=== Data supplied ===
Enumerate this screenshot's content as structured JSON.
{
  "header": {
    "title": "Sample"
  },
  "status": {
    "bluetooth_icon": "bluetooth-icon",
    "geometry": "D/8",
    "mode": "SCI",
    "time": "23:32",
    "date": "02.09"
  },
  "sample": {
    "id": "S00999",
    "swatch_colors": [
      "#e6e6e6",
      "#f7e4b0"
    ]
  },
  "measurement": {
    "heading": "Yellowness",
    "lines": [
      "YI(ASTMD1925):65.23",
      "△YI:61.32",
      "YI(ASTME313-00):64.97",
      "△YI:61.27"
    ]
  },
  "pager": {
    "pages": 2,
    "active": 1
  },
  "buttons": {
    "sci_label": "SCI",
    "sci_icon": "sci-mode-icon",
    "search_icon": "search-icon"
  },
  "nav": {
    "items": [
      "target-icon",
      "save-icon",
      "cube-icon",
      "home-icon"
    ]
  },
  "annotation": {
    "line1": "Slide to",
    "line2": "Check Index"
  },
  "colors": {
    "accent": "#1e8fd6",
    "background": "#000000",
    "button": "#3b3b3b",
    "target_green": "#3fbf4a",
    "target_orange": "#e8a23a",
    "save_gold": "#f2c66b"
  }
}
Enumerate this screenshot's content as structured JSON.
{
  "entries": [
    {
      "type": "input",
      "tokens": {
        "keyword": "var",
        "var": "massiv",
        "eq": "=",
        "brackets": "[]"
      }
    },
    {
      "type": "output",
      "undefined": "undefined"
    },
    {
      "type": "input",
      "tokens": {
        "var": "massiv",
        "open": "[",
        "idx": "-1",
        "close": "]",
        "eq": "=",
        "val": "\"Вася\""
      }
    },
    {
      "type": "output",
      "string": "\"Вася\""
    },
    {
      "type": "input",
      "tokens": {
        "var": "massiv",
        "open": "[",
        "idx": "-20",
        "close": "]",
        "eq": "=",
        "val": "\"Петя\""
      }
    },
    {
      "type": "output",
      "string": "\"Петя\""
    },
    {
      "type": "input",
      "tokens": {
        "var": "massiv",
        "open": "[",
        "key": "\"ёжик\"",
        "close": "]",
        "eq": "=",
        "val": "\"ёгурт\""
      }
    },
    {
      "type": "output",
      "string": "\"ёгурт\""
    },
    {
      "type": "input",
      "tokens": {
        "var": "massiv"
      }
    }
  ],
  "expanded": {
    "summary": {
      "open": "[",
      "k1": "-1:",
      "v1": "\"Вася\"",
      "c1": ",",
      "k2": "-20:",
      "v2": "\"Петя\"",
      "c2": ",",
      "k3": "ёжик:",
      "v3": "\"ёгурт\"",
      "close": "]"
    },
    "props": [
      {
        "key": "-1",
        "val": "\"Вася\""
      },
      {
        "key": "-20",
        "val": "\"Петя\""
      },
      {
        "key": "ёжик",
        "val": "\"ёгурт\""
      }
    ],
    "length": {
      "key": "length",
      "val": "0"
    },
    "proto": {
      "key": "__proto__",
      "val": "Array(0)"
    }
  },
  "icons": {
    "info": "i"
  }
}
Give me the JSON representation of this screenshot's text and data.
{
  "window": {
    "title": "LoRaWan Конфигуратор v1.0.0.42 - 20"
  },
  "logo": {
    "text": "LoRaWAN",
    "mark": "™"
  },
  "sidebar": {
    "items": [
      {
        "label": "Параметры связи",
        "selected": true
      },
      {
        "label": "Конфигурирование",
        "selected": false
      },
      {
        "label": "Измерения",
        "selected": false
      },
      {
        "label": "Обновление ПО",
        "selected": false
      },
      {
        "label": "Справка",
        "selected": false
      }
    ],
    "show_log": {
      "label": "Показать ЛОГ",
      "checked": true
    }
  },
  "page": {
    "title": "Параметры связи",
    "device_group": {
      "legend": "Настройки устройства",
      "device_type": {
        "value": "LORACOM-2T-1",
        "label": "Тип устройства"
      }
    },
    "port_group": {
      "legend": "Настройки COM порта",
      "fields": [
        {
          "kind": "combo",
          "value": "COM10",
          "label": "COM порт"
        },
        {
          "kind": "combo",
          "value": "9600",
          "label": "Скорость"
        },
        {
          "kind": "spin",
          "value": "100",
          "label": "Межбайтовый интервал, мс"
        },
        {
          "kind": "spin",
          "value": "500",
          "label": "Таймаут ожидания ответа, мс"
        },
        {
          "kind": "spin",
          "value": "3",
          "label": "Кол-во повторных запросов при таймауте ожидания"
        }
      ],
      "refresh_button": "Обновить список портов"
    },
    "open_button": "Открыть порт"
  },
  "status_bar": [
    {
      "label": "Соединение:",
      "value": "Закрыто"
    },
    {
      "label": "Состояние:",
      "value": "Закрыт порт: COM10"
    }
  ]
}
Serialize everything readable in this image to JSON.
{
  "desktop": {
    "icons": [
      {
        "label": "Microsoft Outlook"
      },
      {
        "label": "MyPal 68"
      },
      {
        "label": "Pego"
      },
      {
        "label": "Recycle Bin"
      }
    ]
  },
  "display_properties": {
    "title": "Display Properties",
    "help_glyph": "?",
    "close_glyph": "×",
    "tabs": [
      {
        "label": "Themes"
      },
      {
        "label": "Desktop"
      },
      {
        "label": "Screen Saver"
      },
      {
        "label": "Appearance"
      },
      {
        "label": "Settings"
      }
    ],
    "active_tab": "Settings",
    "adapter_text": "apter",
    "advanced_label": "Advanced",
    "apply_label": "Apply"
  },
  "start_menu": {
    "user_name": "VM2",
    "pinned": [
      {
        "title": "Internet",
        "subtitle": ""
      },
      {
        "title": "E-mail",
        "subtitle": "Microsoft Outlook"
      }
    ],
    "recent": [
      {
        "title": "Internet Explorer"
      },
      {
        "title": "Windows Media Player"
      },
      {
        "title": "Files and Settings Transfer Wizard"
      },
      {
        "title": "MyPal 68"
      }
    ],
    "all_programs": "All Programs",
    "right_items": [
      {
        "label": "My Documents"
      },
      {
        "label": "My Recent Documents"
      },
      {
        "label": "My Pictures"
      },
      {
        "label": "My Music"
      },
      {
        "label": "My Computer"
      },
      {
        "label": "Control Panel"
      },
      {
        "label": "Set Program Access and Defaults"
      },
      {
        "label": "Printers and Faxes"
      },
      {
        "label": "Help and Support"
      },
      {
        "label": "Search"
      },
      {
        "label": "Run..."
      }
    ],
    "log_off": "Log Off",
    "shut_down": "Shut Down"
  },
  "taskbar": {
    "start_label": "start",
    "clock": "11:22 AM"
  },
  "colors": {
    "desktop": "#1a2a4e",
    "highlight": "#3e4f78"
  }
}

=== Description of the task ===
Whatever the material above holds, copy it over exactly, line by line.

=== Reply ===
Enumerate this screenshot's content as structured JSON.
{
  "header": {
    "title": "Sample"
  },
  "status": {
    "bluetooth_icon": "bluetooth-icon",
    "geometry": "D/8",
    "mode": "SCI",
    "time": "23:32",
    "date": "02.09"
  },
  "sample": {
    "id": "S00999",
    "swatch_colors": [
      "#e6e6e6",
      "#f7e4b0"
    ]
  },
  "measurement": {
    "heading": "Yellowness",
    "lines": [
      "YI(ASTMD1925):65.23",
      "△YI:61.32",
      "YI(ASTME313-00):64.97",
      "△YI:61.27"
    ]
  },
  "pager": {
    "pages": 2,
    "active": 1
  },
  "buttons": {
    "sci_label": "SCI",
    "sci_icon": "sci-mode-icon",
    "search_icon": "search-icon"
  },
  "nav": {
    "items": [
      "target-icon",
      "save-icon",
      "cube-icon",
      "home-icon"
    ]
  },
  "annotation": {
    "line1": "Slide to",
    "line2": "Check Index"
  },
  "colors": {
    "accent": "#1e8fd6",
    "background": "#000000",
    "button": "#3b3b3b",
    "target_green": "#3fbf4a",
    "target_orange": "#e8a23a",
    "save_gold": "#f2c66b"
  }
}
Enumerate this screenshot's content as structured JSON.
{
  "entries": [
    {
      "type": "input",
      "tokens": {
        "keyword": "var",
        "var": "massiv",
        "eq": "=",
        "brackets": "[]"
      }
    },
    {
      "type": "output",
      "undefined": "undefined"
    },
    {
      "type": "input",
      "tokens": {
        "var": "massiv",
        "open": "[",
        "idx": "-1",
        "close": "]",
        "eq": "=",
        "val": "\"Вася\""
      }
    },
    {
      "type": "output",
      "string": "\"Вася\""
    },
    {
      "type": "input",
      "tokens": {
        "var": "massiv",
        "open": "[",
        "idx": "-20",
        "close": "]",
        "eq": "=",
        "val": "\"Петя\""
      }
    },
    {
      "type": "output",
      "string": "\"Петя\""
    },
    {
      "type": "input",
      "tokens": {
        "var": "massiv",
        "open": "[",
        "key": "\"ёжик\"",
        "close": "]",
        "eq": "=",
        "val": "\"ёгурт\""
      }
    },
    {
      "type": "output",
      "string": "\"ёгурт\""
    },
    {
      "type": "input",
      "tokens": {
        "var": "massiv"
      }
    }
  ],
  "expanded": {
    "summary": {
      "open": "[",
      "k1": "-1:",
      "v1": "\"Вася\"",
      "c1": ",",
      "k2": "-20:",
      "v2": "\"Петя\"",
      "c2": ",",
      "k3": "ёжик:",
      "v3": "\"ёгурт\"",
      "close": "]"
    },
    "props": [
      {
        "key": "-1",
        "val": "\"Вася\""
      },
      {
        "key": "-20",
        "val": "\"Петя\""
      },
      {
        "key": "ёжик",
        "val": "\"ёгурт\""
      }
    ],
    "length": {
      "key": "length",
      "val": "0"
    },
    "proto": {
      "key": "__proto__",
      "val": "Array(0)"
    }
  },
  "icons": {
    "info": "i"
  }
}
Give me the JSON representation of this screenshot's text and data.
{
  "window": {
    "title": "LoRaWan Конфигуратор v1.0.0.42 - 20"
  },
  "logo": {
    "text": "LoRaWAN",
    "mark": "™"
  },
  "sidebar": {
    "items": [
      {
        "label": "Параметры связи",
        "selected": true
      },
      {
        "label": "Конфигурирование",
        "selected": false
      },
      {
        "label": "Измерения",
        "selected": false
      },
      {
        "label": "Обновление ПО",
        "selected": false
      },
      {
        "label": "Справка",
        "selected": false
      }
    ],
    "show_log": {
      "label": "Показать ЛОГ",
      "checked": true
    }
  },
  "page": {
    "title": "Параметры связи",
    "device_group": {
      "legend": "Настройки устройства",
      "device_type": {
        "value": "LORACOM-2T-1",
        "label": "Тип устройства"
      }
    },
    "port_group": {
      "legend": "Настройки COM порта",
      "fields": [
        {
          "kind": "combo",
          "value": "COM10",
          "label": "COM порт"
        },
        {
          "kind": "combo",
          "value": "9600",
          "label": "Скорость"
        },
        {
          "kind": "spin",
          "value": "100",
          "label": "Межбайтовый интервал, мс"
        },
        {
          "kind": "spin",
          "value": "500",
          "label": "Таймаут ожидания ответа, мс"
        },
        {
          "kind": "spin",
          "value": "3",
          "label": "Кол-во повторных запросов при таймауте ожидания"
        }
      ],
      "refresh_button": "Обновить список портов"
    },
    "open_button": "Открыть порт"
  },
  "status_bar": [
    {
      "label": "Соединение:",
      "value": "Закрыто"
    },
    {
      "label": "Состояние:",
      "value": "Закрыт порт: COM10"
    }
  ]
}
Serialize everything readable in this image to JSON.
{
  "desktop": {
    "icons": [
      {
        "label": "Microsoft Outlook"
      },
      {
        "label": "MyPal 68"
      },
      {
        "label": "Pego"
      },
      {
        "label": "Recycle Bin"
      }
    ]
  },
  "display_properties": {
    "title": "Display Properties",
    "help_glyph": "?",
    "close_glyph": "×",
    "tabs": [
      {
        "label": "Themes"
      },
      {
        "label": "Desktop"
      },
      {
        "label": "Screen Saver"
      },
      {
        "label": "Appearance"
      },
      {
        "label": "Settings"
      }
    ],
    "active_tab": "Settings",
    "adapter_text": "apter",
    "advanced_label": "Advanced",
    "apply_label": "Apply"
  },
  "start_menu": {
    "user_name": "VM2",
    "pinned": [
      {
        "title": "Internet",
        "subtitle": ""
      },
      {
        "title": "E-mail",
        "subtitle": "Microsoft Outlook"
      }
    ],
    "recent": [
      {
        "title": "Internet Explorer"
      },
      {
        "title": "Windows Media Player"
      },
      {
        "title": "Files and Settings Transfer Wizard"
      },
      {
        "title": "MyPal 68"
      }
    ],
    "all_programs": "All Programs",
    "right_items": [
      {
        "label": "My Documents"
      },
      {
        "label": "My Recent Documents"
      },
      {
        "label": "My Pictures"
      },
      {
        "label": "My Music"
      },
      {
        "label": "My Computer"
      },
      {
        "label": "Control Panel"
      },
      {
        "label": "Set Program Access and Defaults"
      },
      {
        "label": "Printers and Faxes"
      },
      {
        "label": "Help and Support"
      },
      {
        "label": "Search"
      },
      {
        "label": "Run..."
      }
    ],
    "log_off": "Log Off",
    "shut_down": "Shut Down"
  },
  "taskbar": {
    "start_label": "start",
    "clock": "11:22 AM"
  },
  "colors": {
    "desktop": "#1a2a4e",
    "highlight": "#3e4f78"
  }
}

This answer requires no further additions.